£200m export boost will see UK pork processors trade with China

The deal includes three producers who, in a first for the UK, will export pig trotters
The deal includes three producers who, in a first for the UK, will export pig trotters

A new export deal with China will bring a £200 million boost to the UK food industry and support 1,500 jobs, farming minister George Eustice has announced.

Taking advantage of the growing demand for British food and drink in China, seven new businesses in England and Northern Ireland have secured access to export pork.

This includes three producers who, in a first for the UK, will export pig trotters.

The new agreements will support around 1,500 jobs across the country.
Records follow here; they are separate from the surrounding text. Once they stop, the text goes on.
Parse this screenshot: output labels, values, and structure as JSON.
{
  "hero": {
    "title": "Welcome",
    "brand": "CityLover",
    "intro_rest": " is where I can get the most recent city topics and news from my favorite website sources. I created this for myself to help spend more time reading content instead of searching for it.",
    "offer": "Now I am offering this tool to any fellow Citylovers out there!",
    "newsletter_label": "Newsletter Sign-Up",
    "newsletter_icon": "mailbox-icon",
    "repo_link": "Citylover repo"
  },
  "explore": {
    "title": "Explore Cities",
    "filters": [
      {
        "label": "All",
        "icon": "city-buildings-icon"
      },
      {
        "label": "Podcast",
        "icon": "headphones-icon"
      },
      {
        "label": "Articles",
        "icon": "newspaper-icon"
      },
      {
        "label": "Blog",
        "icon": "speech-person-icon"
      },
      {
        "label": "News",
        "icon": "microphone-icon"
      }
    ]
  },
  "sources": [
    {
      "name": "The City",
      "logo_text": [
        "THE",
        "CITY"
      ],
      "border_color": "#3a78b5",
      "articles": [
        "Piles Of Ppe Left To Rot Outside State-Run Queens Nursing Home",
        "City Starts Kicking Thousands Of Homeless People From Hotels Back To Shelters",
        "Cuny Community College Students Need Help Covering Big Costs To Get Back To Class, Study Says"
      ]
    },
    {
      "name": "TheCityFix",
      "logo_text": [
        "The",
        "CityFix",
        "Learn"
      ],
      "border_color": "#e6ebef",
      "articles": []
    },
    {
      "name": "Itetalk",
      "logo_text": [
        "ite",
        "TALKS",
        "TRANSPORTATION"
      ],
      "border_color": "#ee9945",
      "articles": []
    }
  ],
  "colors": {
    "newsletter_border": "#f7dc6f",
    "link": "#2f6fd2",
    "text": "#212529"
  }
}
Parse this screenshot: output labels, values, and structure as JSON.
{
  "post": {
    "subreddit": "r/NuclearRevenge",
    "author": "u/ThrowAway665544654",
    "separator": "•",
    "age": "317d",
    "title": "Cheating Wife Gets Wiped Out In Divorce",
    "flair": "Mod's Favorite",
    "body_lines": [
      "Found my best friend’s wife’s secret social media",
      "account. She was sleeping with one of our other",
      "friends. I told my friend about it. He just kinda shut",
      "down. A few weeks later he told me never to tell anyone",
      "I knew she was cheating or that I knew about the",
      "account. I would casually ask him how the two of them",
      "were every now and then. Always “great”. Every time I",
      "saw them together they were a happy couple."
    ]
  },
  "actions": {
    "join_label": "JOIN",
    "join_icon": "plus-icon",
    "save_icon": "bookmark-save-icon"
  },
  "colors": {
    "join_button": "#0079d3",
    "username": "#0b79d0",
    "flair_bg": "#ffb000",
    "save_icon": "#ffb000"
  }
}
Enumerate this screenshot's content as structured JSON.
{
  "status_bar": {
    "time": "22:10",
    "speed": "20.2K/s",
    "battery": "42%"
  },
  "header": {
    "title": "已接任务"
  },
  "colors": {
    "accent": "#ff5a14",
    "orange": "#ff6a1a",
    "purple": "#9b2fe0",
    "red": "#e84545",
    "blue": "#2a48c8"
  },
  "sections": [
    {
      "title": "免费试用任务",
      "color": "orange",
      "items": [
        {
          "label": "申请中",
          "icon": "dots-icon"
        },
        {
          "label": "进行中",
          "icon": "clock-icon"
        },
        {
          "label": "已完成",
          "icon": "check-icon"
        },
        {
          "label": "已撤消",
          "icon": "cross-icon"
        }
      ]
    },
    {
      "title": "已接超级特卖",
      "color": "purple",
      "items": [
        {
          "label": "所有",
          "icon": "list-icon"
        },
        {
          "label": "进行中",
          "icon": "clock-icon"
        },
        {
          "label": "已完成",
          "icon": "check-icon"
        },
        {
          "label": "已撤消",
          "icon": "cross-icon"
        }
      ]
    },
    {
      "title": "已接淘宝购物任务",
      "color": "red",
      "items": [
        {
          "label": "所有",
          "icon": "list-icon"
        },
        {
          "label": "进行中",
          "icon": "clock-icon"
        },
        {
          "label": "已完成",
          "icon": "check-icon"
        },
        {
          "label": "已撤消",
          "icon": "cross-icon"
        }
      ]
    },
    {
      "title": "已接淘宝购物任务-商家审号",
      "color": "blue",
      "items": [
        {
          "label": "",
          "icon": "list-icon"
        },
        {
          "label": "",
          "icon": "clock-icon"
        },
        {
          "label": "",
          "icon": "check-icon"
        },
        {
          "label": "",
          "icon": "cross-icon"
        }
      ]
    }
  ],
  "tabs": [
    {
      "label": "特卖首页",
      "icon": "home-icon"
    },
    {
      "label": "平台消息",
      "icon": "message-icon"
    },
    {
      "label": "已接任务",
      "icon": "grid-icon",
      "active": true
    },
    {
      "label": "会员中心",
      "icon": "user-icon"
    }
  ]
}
It comes after it was revealed this week UK food and drink exports reached £10 billion for the first half of 2017.

Mr Eustice said: "China is a hugely important market for our world-class food industry and by opening up access even further, more UK businesses can take advantage of the growing appetite for our food and drink.

"British food is produced to the very best standards of welfare, quality and safety and this growth in exports to China is creating more jobs and opportunities for our premium pork producers who can guarantee quality from farm to fork."



Demand for British

Demand for British food and drink is growing in China, with the total value of exports rising by a third to £438m in 2016.

In particular, demand for UK pork has doubled in terms of value over the last three years. Nine producers already export to China and generated £43m last year.

The new agreements include approval to export from five sites in Suffolk, Lincolnshire, Derbyshire, County Antrim and County Tyrone – meaning Northern Ireland will take advantage of this export success story for the first time.

The announcement follows a new export deal worth £34 million that will soon see UK beef on dinner plates and restaurant menus across the Philippines.

'Major boost'

Northern Ireland’s Chief Veterinary Officer, Robert Huey thanked Defra for securing access.



He said: "This is very welcome news for the Northern Ireland pig sector and for our wider agri-food industry and I look forward to the commencement of exports to China. The deal represents a major boost worth in excess of £10m for the local pork industry.

"This follows concerted effort by Defra supported by the government and industry in Northern Ireland. By recommending approval, the Chinese authorities have recognised the rigorous standards Northern Ireland has in place to produce our high-quality, safe and wholesome pork.

"We place a clear emphasis on traceability at the heart of our production and processing and recognise that a joined up, safe and efficient food supply is essential."

The government has previously said that it is committed to driving exports for UK produce.

China is one of the key markets in the International Action Plan for Food and Drink, which will see Government and industry working together to boost food and drink exports over the next five years.